Hillary Clinton called on the Turkish government late Friday to restore citizens’ access to Twitter after it was blocked a day earlier.
The freedom to speak out & to connect is a fundamental right. The people of Turkey deserve that right restored. #TwitterisblockedinTurkey— Hillary Clinton (@HillaryClinton) March 22, 2014
On Saturday, Turks encountered even more issues trying to access the Internet, according to Reuters.
After Twitter was blocked late Thursday, a number of citizens figured out how to circumvent the ban by changing their Domain Name System (DNS) settings. The change essentially disguises the location of a computer.
Computers that changed their DNS settings, however, were not able to access the Internet at all, Reuters reports.
Clinton’s comments came as the White House also weighed in on the situation Friday.
White House spokesman Jay Carney said the Obama administration is deeply concerned by the Turkish government’s moves to block Twitter.

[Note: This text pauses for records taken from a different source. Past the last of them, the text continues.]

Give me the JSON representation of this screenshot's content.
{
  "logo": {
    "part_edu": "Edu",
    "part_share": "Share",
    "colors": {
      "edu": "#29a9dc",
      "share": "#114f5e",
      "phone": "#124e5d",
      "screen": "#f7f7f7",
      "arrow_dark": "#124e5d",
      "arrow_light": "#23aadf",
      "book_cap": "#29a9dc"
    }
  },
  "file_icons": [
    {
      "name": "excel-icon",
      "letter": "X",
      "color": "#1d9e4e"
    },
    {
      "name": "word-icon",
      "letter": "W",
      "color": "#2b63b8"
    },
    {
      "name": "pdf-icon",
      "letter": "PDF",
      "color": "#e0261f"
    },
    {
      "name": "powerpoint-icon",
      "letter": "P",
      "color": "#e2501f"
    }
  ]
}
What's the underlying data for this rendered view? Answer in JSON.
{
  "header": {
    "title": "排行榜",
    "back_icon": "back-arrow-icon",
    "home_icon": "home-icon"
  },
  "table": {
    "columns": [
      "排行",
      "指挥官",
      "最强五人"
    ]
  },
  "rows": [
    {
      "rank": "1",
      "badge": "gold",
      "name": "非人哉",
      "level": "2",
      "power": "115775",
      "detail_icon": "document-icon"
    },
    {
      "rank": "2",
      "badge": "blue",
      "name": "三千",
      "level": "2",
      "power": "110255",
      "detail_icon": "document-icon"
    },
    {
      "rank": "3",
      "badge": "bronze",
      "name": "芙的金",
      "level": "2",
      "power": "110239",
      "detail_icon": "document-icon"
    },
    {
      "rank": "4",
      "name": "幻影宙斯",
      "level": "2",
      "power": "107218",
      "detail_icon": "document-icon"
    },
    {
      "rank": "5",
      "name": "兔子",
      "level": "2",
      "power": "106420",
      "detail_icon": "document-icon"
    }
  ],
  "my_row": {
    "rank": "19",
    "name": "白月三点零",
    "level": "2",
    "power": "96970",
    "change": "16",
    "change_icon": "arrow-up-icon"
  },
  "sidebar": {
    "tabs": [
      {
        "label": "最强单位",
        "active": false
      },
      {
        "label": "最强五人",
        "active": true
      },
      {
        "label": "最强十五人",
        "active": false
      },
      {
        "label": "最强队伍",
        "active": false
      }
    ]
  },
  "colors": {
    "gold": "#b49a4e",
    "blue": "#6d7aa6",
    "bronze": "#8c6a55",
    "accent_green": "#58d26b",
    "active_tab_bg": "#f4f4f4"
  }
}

“We have conveyed our serious concern to the Turkish government, urge Turkish authorities to respect the freedom of the press by permitting the independent and unfettered operation of media of all kinds, and support the people of Turkey in their calls to restore full access to the blocked technologies,” he said in a statement.